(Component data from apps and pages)
----
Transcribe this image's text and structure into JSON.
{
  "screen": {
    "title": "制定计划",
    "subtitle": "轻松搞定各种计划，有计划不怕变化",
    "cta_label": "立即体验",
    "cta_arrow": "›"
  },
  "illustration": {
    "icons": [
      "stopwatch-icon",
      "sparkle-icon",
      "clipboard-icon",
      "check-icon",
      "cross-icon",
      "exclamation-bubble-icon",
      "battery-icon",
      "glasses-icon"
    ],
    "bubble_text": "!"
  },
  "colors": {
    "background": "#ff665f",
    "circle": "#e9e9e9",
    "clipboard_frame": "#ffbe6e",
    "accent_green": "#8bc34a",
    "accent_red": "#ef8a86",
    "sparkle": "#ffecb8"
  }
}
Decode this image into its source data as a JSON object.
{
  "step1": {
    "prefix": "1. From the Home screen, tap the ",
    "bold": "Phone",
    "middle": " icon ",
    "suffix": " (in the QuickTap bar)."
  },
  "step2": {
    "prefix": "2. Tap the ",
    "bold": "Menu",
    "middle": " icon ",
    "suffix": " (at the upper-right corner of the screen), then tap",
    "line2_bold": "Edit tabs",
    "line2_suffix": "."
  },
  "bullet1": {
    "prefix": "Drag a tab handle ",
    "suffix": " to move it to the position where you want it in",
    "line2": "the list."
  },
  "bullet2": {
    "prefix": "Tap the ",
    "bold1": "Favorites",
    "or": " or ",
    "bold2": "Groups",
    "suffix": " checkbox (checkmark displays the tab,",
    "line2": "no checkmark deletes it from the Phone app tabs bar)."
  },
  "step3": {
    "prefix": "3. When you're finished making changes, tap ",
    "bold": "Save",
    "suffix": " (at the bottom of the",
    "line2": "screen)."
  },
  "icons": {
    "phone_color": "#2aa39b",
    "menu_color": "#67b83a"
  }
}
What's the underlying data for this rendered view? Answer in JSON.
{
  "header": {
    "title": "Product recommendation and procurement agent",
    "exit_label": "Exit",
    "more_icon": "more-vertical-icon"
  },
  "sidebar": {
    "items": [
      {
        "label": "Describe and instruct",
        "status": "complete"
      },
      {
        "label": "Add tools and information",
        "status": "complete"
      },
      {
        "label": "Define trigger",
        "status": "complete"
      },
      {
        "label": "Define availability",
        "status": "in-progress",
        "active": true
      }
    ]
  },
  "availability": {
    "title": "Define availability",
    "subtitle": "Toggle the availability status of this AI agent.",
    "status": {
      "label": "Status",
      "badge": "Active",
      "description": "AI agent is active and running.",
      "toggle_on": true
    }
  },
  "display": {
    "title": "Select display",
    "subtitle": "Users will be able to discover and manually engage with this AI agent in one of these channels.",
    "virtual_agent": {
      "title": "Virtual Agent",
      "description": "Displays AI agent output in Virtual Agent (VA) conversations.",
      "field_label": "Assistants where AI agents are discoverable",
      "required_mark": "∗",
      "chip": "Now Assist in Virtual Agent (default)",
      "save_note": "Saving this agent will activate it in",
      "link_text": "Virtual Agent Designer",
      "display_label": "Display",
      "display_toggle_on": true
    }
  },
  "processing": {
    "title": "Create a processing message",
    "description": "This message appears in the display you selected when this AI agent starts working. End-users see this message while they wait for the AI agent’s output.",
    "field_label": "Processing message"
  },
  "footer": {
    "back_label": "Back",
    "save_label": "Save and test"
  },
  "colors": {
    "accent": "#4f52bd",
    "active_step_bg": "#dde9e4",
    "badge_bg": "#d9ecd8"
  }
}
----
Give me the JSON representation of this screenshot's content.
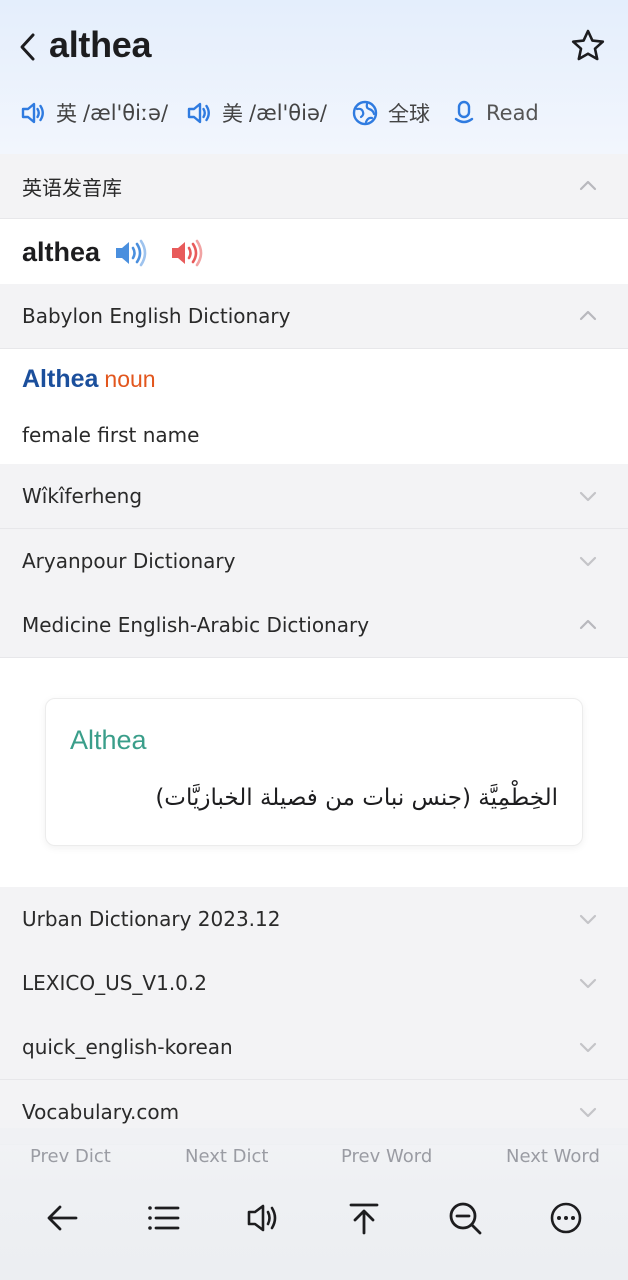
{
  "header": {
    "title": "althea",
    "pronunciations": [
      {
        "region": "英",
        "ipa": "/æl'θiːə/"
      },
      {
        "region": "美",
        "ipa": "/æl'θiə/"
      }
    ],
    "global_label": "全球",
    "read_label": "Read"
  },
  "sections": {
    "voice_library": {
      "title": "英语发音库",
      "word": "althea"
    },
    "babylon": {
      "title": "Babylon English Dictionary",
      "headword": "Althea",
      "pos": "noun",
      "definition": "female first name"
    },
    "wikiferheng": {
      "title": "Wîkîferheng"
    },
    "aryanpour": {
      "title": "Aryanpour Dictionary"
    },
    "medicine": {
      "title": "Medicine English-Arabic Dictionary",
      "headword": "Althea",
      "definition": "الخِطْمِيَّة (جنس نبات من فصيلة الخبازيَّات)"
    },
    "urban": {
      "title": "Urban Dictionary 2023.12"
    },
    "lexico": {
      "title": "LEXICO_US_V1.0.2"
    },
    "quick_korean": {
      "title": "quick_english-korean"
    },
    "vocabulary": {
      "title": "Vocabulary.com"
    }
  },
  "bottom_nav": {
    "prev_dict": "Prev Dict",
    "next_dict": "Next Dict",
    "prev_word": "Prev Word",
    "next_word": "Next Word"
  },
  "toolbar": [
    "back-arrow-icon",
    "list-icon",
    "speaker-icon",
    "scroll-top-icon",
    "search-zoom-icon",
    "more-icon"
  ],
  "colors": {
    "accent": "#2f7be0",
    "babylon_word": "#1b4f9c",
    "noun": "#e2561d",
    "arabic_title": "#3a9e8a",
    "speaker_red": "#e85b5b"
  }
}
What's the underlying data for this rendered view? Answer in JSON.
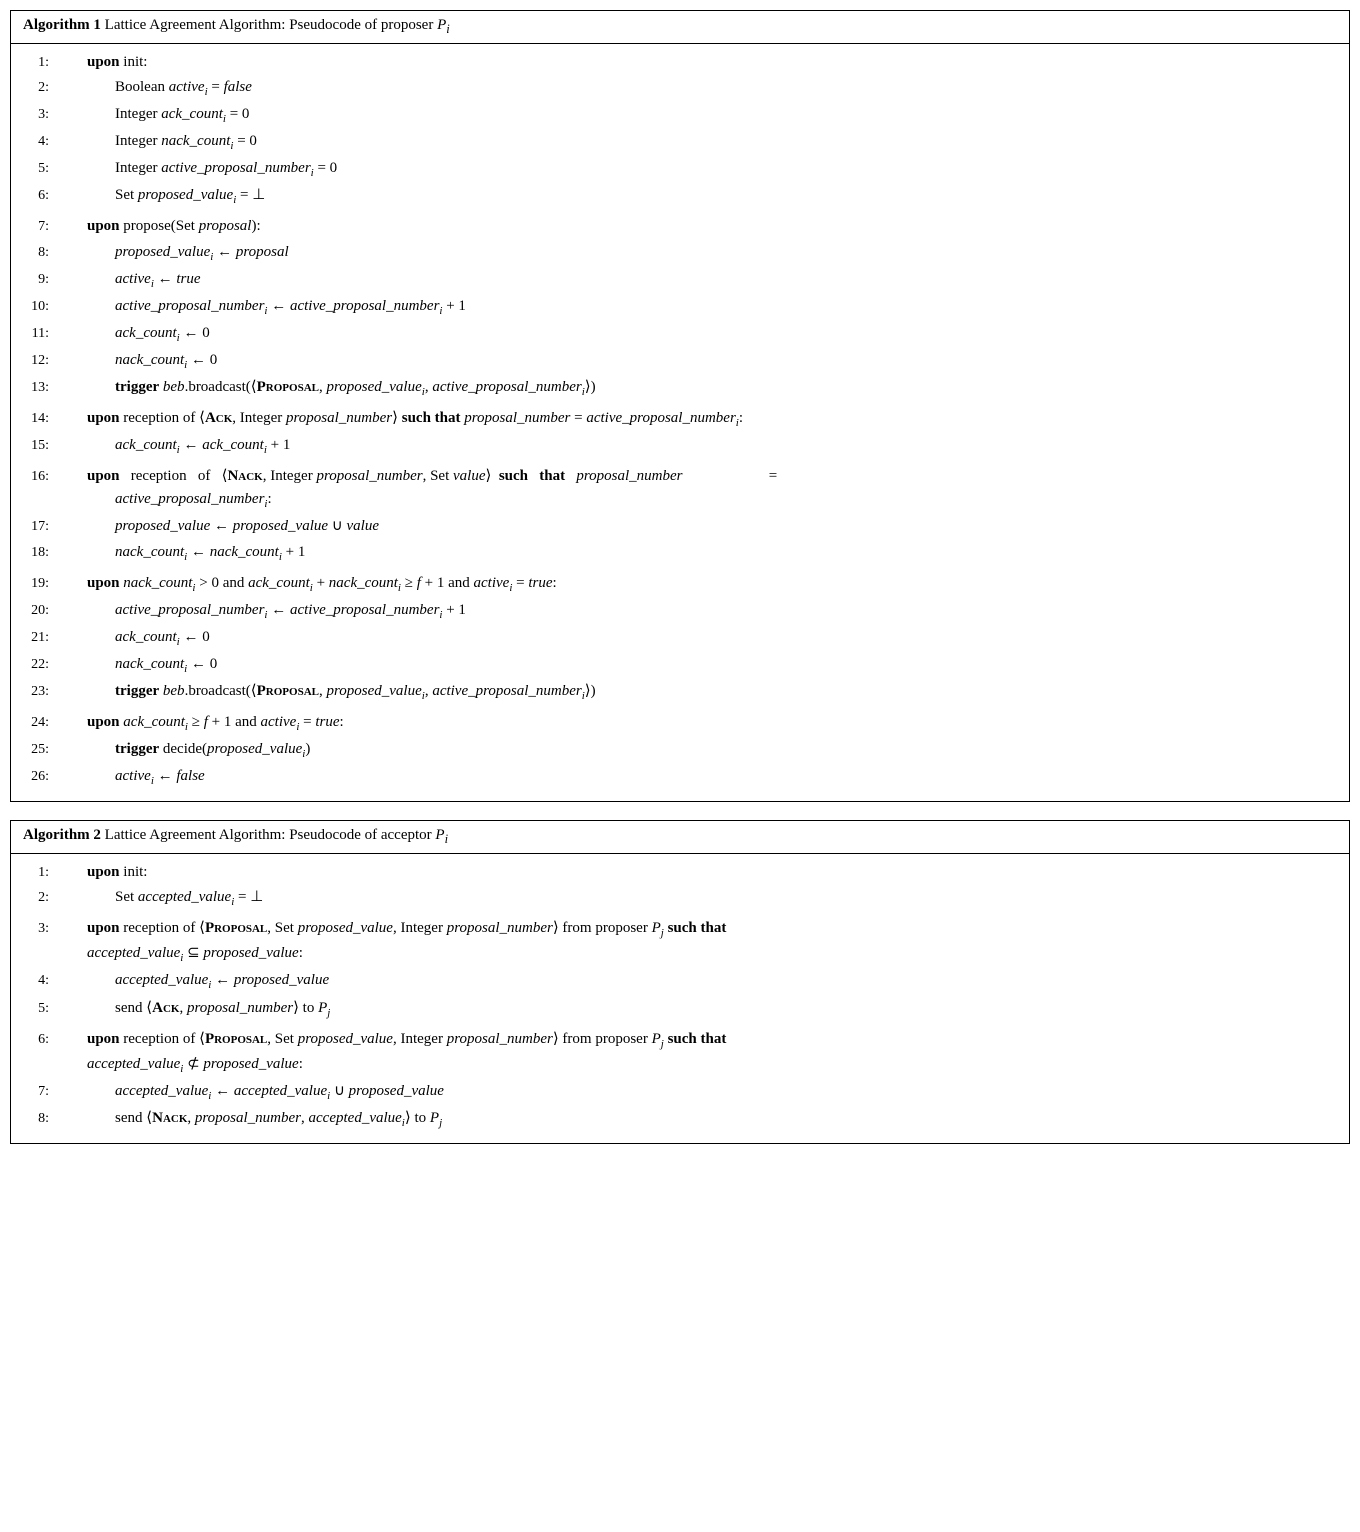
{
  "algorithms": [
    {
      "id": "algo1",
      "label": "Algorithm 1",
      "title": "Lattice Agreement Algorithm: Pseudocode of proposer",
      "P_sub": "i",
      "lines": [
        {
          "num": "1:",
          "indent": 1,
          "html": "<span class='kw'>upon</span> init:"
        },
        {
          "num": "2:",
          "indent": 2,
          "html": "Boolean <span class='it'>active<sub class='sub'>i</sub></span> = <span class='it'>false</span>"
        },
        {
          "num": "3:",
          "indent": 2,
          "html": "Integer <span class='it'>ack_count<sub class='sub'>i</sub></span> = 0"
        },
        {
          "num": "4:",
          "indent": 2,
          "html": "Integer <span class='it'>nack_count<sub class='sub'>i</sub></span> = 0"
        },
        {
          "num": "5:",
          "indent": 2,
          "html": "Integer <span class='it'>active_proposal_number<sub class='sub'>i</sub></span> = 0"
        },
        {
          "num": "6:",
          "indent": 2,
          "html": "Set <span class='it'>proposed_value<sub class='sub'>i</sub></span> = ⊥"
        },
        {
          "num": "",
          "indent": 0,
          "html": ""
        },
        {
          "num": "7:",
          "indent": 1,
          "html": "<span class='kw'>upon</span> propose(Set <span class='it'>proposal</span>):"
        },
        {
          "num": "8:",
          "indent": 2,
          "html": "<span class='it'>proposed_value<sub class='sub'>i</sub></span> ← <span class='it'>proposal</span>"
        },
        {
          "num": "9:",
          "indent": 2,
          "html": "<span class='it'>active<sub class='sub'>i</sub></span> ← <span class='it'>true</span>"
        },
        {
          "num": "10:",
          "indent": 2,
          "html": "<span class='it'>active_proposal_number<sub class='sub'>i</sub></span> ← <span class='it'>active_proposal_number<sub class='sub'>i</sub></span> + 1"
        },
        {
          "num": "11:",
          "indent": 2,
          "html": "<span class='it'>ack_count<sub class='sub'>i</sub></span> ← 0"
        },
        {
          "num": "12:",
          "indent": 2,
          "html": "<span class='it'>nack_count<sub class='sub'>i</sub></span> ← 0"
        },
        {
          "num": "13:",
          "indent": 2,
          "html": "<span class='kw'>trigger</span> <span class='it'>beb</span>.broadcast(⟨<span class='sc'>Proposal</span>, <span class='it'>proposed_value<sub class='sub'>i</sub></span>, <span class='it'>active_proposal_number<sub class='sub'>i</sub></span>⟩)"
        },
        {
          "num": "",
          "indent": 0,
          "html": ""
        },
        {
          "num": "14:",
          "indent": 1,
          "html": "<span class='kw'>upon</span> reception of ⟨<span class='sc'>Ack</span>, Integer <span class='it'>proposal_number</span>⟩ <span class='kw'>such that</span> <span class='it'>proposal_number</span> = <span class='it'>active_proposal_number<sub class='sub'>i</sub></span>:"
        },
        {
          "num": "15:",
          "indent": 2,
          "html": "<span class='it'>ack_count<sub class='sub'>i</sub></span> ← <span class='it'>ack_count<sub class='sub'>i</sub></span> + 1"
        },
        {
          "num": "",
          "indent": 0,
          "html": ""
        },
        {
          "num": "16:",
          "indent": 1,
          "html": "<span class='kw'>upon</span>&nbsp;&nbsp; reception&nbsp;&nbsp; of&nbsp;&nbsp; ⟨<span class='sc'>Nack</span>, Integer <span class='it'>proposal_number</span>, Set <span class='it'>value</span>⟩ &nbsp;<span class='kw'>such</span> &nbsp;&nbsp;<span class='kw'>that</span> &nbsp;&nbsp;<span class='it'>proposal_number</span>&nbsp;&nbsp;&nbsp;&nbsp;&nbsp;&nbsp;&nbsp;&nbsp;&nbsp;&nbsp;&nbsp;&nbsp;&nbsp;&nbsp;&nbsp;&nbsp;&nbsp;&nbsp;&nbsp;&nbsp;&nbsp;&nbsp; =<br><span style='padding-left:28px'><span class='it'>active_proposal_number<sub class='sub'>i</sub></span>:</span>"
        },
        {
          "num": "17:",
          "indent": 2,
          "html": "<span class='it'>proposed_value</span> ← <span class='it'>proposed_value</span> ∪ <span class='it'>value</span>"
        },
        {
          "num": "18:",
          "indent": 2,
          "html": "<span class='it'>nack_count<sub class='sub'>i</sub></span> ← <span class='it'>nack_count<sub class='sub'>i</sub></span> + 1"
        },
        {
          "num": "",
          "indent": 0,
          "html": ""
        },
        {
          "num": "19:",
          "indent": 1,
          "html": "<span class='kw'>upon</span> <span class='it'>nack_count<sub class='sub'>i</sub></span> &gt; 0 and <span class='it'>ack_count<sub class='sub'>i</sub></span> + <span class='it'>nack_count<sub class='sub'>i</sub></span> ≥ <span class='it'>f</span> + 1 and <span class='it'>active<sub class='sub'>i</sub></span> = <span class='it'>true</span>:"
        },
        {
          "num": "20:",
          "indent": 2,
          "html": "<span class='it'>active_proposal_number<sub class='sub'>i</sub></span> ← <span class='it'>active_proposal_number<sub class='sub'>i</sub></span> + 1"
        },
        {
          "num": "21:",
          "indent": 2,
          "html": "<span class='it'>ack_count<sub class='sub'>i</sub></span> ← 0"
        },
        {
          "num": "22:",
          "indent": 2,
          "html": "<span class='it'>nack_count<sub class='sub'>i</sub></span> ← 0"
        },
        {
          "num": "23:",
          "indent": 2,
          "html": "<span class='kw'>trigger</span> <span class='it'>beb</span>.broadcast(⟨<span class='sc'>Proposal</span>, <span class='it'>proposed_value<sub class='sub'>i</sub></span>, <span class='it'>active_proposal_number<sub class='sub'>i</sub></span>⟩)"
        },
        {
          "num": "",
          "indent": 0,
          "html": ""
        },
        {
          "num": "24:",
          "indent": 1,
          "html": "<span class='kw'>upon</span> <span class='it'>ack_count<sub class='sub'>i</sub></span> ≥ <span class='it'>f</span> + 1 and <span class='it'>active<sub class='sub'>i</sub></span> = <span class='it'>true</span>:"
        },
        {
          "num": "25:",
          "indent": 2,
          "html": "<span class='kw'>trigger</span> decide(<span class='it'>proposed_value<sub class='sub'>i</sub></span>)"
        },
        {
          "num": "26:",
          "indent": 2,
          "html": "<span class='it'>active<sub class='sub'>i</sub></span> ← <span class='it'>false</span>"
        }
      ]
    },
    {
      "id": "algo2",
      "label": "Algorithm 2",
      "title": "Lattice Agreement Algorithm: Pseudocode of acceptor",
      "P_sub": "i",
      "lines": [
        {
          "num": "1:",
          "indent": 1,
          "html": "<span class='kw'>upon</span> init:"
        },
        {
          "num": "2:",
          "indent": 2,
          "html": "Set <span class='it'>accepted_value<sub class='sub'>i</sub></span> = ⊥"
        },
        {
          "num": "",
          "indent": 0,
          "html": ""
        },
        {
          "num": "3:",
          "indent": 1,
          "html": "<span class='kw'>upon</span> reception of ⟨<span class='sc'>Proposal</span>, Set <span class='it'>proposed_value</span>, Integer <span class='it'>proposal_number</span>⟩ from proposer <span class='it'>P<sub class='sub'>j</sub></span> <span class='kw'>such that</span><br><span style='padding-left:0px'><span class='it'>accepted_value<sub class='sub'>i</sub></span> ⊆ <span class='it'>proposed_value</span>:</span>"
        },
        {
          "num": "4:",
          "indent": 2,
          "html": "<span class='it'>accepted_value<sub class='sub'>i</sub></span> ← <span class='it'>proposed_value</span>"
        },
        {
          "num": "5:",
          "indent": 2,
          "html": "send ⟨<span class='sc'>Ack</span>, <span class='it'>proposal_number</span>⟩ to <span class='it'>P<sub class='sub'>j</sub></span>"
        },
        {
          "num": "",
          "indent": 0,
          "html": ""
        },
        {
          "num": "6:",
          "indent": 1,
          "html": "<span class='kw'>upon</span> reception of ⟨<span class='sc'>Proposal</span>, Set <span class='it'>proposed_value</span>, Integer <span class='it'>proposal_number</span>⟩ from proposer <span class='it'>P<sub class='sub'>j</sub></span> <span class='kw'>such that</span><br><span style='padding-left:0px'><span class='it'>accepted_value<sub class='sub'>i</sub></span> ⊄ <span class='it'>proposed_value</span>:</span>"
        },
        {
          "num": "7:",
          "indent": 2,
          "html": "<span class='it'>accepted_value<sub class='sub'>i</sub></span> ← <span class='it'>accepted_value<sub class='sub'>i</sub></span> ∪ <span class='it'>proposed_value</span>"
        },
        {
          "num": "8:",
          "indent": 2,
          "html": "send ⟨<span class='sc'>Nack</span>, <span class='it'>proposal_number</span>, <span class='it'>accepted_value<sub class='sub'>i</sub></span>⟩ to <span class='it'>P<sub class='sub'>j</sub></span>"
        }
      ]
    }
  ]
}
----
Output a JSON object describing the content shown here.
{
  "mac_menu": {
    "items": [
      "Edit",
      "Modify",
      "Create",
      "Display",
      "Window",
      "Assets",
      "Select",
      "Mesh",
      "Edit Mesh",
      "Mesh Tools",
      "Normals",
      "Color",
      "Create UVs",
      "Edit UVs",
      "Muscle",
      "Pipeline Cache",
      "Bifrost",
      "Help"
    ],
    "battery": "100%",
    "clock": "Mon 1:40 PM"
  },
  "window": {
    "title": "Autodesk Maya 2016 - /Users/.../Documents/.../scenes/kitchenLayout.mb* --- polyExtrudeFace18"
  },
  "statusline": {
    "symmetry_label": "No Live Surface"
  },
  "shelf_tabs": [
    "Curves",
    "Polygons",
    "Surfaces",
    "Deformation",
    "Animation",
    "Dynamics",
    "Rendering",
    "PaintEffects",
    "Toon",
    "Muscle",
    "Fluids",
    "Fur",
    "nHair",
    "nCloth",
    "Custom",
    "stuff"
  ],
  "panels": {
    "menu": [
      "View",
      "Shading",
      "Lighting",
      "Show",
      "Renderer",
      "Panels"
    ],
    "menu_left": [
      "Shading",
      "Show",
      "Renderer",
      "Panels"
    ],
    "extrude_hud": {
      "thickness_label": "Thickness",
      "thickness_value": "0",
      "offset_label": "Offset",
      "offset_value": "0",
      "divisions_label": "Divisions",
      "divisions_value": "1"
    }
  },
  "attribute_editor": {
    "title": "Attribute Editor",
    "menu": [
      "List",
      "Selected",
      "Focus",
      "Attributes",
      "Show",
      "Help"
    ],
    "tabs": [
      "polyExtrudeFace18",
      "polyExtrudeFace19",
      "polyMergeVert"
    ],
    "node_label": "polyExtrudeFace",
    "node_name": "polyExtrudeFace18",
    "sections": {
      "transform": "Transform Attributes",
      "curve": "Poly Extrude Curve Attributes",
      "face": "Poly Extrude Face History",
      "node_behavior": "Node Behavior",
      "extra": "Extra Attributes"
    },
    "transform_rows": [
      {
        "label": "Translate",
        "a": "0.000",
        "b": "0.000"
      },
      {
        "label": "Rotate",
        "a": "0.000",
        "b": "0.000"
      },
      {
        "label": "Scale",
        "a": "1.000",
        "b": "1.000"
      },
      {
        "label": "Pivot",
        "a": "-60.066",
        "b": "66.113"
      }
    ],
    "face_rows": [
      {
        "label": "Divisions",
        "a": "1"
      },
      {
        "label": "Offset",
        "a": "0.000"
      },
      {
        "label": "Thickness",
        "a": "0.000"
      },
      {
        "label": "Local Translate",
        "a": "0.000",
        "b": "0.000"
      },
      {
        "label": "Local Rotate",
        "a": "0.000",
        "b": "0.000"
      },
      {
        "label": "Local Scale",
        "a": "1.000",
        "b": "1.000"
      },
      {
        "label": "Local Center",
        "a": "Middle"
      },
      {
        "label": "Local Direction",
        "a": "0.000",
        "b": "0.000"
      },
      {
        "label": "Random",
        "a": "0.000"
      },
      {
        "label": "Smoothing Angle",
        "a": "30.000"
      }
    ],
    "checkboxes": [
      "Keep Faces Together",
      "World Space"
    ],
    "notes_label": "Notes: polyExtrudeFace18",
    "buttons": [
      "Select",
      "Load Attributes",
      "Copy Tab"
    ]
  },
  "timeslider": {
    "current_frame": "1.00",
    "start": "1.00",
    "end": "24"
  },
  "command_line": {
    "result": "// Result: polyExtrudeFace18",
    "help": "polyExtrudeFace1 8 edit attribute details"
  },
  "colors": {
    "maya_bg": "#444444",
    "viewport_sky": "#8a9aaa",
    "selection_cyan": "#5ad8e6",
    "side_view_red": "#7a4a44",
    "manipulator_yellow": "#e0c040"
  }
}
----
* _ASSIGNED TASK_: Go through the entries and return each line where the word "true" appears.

* _RESPONSE_:
        "active": true
      "toggle_on": true
      "display_toggle_on": true
          "html": "<span class='it'>active<sub class='sub'>i</sub></span> ← <span class='it'>true</span>"
          "html": "<span class='kw'>upon</span> <span class='it'>nack_count<sub class='sub'>i</sub></span> &gt; 0 and <span class='it'>ack_count<sub class='sub'>i</sub></span> + <span class='it'>nack_count<sub class='sub'>i</sub></span> ≥ <span class='it'>f</span> + 1 and <span class='it'>active<sub class='sub'>i</sub></span> = <span class='it'>true</span>:"
          "html": "<span class='kw'>upon</span> <span class='it'>ack_count<sub class='sub'>i</sub></span> ≥ <span class='it'>f</span> + 1 and <span class='it'>active<sub class='sub'>i</sub></span> = <span class='it'>true</span>:"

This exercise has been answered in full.